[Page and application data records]

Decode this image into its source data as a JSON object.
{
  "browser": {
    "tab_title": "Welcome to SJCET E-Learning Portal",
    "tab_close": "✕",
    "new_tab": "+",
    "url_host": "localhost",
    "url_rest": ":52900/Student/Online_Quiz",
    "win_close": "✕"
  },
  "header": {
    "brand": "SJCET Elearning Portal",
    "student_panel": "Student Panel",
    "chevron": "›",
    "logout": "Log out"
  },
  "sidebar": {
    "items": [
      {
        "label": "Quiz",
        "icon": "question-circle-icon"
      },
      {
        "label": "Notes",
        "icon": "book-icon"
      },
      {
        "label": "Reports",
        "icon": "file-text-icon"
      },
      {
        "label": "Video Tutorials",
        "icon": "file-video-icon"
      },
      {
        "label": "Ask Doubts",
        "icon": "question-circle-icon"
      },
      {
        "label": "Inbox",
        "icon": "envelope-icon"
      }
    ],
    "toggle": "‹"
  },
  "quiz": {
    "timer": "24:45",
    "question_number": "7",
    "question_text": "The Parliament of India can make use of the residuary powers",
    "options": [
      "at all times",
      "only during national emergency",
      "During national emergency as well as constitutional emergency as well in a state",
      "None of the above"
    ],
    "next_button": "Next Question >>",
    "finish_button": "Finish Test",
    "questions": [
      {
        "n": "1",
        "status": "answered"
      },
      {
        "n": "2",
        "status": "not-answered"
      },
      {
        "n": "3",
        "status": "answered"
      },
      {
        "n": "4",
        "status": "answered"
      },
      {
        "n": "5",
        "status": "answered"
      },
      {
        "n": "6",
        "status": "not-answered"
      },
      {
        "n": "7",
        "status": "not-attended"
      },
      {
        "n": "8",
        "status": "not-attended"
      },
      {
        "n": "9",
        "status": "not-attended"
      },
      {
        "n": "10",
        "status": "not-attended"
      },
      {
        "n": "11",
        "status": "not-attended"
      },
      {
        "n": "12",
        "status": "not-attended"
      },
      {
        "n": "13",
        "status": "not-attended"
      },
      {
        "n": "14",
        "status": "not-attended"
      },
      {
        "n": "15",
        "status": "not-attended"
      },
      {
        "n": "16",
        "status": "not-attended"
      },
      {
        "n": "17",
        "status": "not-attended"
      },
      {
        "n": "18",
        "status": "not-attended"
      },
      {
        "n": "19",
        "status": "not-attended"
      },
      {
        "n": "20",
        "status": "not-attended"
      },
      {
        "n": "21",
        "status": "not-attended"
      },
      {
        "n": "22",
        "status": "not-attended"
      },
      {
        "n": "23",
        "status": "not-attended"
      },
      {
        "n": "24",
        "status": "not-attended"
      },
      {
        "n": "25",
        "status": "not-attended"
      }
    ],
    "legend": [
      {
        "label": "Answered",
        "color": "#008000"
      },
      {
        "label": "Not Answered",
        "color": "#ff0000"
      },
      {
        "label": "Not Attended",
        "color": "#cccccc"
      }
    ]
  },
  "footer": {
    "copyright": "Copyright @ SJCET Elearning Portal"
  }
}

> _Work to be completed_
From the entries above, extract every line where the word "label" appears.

> _Solution_
        "label": "Quiz",
        "label": "Notes",
        "label": "Reports",
        "label": "Video Tutorials",
        "label": "Ask Doubts",
        "label": "Inbox",
        "label": "Answered",
        "label": "Not Answered",
        "label": "Not Attended",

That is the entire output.